David Moyes must tweak Manchester United's formation to accommodate his formidable attackers, argues Ben Snowball.
Manchester United fans’ brief cause for optimism is over. Less than a week after signing Juan Mata for a club record £37.1 million and returning to winning ways against Cardiff, United fell to a lifeless 2-1 defeat against Stoke which left them facing the prospect of finishing the weekend nine points adrift of the Champions League places.
It should have been so different. David Moyes took the opportunity to unleash Mata alongside the fit-again Robin van Persie and Wayne Rooney, but stuck by his trusted 4-4-2 formation which left their newest recruit consigned to a spot patrolling the touchline.
Here was the chance for Moyes to demonstrate his tactical nous and show his side were ready to embrace a long overdue transition. But by slotting Mata into the original setup, the United boss did nothing to eliminate his side’s current problems. Why would you make Mata your marquee January signing if you intend to continue with a bland formation?
The shape clearly didn't suit United and, even with their three big names on pitch, the closest they came to an equaliser was from a late set-piece as Rooney rattled the post.
Mata would be far more effective in a 4-2-3-1 – deployed in a narrower attacking midfield trio alongside Rooney and Adnan Januzaj, who appears to have been cast aside since the Spaniard's arrival, and just behind Van Persie in a formation more akin to what he enjoyed at Stamford Bridge.
It might leave the Reds suspect at the back, but teams would be less willing to commit men forward knowing that a lethal foursome was ready to punish any misguided venture into their territory.
Mata has had two solid, if unspectacular games for his new side as he looks to rebuild his confidence following a morale-sapping stint under Jose Mourinho earlier this season. The quickest way to rediscover his former self would be playing in a role he is most accustomed to – and that is not as a makeshift winger.
It would only have to be temporary, but a system change is essential until a massive squad overhaul takes place. For whatever reason, that didn’t happen in January – or the summer for that matter – and they must now patch things up as best they can until the end of the season.
For 4-4-2 to be a success, you need electrifying wingers capable of consistently unhinging defences and a central midfielder capable of grabbing a hatful of goals. Put simply, United do not possess such players.
United have built their formidable reputation with sides boasting exciting wingers. But the days of Ryan Giggs, Cristiano Ronaldo and co. are firmly in the past and until a spending spree takes place in the summer, they must find a different method of winning matches.
Currently the task for teams facing United is to negate the threat of strike duo Van Persie and Rooney. Pushing Januzaj and Mata further up the pitch would force opposition defences to rethink their strategy and should lead to more opportunities.
It might leave the likes of Tom Cleverley and Michael Carrick exposed in the centre but that looks to be a running theme this season regardless of the formation, and United’s best bet to hurdle their current issues might well be a full-scale offensive. And, if utilising an attacking trio leads to them becoming too narrow, they still have Ashley Young and Antonio Valencia on the bench to inject width.

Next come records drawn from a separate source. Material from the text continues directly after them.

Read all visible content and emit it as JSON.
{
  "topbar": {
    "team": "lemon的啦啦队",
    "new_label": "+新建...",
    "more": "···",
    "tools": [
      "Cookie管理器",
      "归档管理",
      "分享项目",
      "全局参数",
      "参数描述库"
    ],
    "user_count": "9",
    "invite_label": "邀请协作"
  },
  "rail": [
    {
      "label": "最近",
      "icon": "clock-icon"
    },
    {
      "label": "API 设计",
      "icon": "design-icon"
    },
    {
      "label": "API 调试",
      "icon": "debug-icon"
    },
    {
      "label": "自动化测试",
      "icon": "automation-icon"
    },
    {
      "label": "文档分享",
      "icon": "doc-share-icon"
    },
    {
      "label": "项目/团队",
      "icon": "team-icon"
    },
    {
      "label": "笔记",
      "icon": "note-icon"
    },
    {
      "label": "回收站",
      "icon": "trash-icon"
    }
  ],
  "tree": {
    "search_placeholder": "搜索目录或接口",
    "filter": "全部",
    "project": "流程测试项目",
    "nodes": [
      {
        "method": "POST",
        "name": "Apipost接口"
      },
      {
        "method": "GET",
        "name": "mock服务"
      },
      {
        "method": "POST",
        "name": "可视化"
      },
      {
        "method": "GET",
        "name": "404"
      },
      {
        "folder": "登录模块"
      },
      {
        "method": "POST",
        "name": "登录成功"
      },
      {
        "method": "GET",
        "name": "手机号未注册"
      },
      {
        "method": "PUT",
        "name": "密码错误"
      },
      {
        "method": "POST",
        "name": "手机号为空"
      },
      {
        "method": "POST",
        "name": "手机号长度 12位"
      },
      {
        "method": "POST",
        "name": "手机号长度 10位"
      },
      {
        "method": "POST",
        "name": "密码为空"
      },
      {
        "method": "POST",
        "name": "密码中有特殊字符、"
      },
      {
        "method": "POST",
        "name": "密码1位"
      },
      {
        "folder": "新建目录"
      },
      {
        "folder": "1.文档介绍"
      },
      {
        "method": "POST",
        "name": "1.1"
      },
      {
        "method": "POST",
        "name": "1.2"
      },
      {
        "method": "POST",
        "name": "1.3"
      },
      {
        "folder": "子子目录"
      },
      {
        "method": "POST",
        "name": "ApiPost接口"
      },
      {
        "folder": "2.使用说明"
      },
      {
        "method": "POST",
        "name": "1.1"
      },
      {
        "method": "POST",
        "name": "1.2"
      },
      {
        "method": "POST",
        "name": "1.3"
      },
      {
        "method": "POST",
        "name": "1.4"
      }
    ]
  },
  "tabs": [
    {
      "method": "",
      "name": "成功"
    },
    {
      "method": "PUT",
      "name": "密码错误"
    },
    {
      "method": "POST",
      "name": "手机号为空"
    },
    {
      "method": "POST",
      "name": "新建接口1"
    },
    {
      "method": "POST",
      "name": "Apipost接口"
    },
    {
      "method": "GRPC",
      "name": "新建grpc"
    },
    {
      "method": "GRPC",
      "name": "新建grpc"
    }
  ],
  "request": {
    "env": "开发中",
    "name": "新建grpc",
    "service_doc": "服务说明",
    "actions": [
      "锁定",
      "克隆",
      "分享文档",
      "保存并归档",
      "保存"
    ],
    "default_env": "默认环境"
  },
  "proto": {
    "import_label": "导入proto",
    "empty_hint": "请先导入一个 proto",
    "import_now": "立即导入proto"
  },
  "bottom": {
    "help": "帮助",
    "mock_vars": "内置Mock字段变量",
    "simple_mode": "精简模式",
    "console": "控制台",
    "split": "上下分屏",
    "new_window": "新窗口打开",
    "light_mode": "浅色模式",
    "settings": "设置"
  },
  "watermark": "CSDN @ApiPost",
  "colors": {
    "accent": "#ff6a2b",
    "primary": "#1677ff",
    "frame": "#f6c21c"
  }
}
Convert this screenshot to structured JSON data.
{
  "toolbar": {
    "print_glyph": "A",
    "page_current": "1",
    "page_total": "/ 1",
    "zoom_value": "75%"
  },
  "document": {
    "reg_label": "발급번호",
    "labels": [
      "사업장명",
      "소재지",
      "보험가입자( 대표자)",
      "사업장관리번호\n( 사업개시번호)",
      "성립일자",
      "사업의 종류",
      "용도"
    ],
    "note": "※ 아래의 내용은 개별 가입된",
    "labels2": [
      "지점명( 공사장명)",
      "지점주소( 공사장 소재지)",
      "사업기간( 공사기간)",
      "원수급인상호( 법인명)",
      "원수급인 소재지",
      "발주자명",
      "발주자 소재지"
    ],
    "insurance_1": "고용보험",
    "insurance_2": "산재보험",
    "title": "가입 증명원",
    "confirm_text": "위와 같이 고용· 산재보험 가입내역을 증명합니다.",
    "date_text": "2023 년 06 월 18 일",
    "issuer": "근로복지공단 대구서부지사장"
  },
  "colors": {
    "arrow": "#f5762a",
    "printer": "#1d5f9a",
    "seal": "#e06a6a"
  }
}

Moyes is losing far too many games and must now take a risk to ensure United avoid finishing the season scrapping for a respectable position in mid-table. They still possess some of the Premier League’s finest attacking talent and could do a lot worse than accommodating the lot of them, even if it means upsetting the team’s balance slightly.
United should not rule out a return to 4-4-2 which brought them their success during the Ferguson era, but only once they bring in the personnel to fit the system. Until then, Moyes must change the formation.
Source: Reuters, February 2, 2014